Qatar’s authorities are lagging severely behind on efforts to address the rampant abuse of migrant workers’ rights, Amnesty International said in a briefing published six months after the government announced a series of reforms to tackle exploitation ahead of the 2022 World Cup.
No Extra Time: How Qatar is still failing on workers’ rights ahead of the World Cup sets out how the Qatari government has failed to reform the systems that facilitate the abuse of migrant workers and has made only minimal progress on a number of plans it announced in May 2014.
“Time is running out fast. It has been four years since Qatar won the bid to host the World Cup, putting itself in the global spotlight, so far its response to migrant labour abuses has not been much more than promises of action and draft laws,” said Sherif Elsayed-Ali, Head of Refugee and Migrants’ Rights at Amnesty International.
“Urgent action is needed to ensure we do not end up with a World Cup tournament that is built on forced labour and exploitation.”
The briefing analyzes the response of the authorities to nine key issues critical to the rights of migrant workers in Qatar. On five of these issues, there has been no progress, and only limited or partial progress was achieved in the other four areas.
“Despite making repeated promises to clean up its act ahead of the World Cup, the government of Qatar still appears to be dragging its feet over some of the most fundamental changes needed such as abolishing the exit permit and overhauling its abusive sponsorship system,” said Sherif Elsayed-Ali.
Amnesty International has repeatedly urged Qatar to cancel the exit-permit, a blatant violation of migrants’ rights that gives employers control over migrant workers’ movements and can lead to exploited migrants being trapped and unable to leave the country.
It has also consistently called for reform of the sponsorship or “kafala” system- which ties workers to their employers and encourages forced labour.
Amnesty International has highlighted exploitative practices in Qatar such as delays in payments of migrants’ wages, harsh and dangerous working conditions, poor living conditions and shocking details of forced labour and physical and sexual violence against domestic workers in two reports it issued last year.
Following an international outcry spurred by critical media reports and pressure from Amnesty International and other rights groups, the Qatari government appointed the law firm DLA Piper to investigate allegations of abuse.
In May 2014 DLA Piper made a series of recommendations to the government in a wide ranging report that also criticized the sponsorship system.
Shortly afterwards the Qatari government announced a series of reforms including proposals to amend the sponsorship system and the exit permit and to abolish a rule that prevents workers from returning to Qatar for two years after they have ended a contract. In Amnesty International’s view, the announced reforms were a missed opportunity as they would not address the crux of the issues contributing to widespread abuse of migrant workers. Even these limited proposed reforms remain unfulfilled.
Additionally, the government’s moves since May to remove the major obstacles to workers trying to get justice and to address grave concerns regarding health and safety for construction workers have been inadequate.

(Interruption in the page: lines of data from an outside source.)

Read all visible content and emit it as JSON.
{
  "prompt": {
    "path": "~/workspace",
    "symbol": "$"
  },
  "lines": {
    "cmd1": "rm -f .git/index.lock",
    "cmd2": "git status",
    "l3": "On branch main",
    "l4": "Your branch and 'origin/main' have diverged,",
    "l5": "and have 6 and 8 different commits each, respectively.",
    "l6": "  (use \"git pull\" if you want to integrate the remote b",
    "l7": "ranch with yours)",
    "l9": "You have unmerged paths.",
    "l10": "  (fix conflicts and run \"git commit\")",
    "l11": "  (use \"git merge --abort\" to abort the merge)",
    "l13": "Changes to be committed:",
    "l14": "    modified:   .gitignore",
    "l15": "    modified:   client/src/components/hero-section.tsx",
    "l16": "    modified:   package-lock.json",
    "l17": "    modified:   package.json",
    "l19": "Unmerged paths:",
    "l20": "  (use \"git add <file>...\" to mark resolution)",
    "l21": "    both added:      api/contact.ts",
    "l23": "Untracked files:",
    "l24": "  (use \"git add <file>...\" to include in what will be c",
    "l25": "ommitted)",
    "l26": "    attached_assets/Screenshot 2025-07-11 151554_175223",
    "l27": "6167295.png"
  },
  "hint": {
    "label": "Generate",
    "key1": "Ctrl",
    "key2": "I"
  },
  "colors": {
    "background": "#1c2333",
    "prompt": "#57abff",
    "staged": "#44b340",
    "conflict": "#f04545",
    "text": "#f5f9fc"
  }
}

“Six months later, only a handful of the limited measures announced in May have even been partially implemented. Overall the steps taken so far are woefully insufficient,” said Sherif Elsayed-Ali.
“By failing to act quickly to address the gaping holes in its human rights record, Qatar risks seriously damaging its credibility and calling into question its commitment to human rights.”
As part of comprehensive reforms needed to make the sponsorship system and labour law compliant with Qatar’s human rights obligations, Amnesty International is calling on Qatar to take concrete, initial steps, including:
• unambiguously abolish the exit permit;
• launch an independent investigation into the causes of migrant workers’ deaths;
• drop prohibitive fees for workers to raise court cases against employers;
• publish the names of exploitative recruiters and employers;
• grant domestic workers the legal protection of labour rights afforded to other workers.
The organization will continue to monitor the steps undertaken by Qatar to address these and other issues over the coming six months.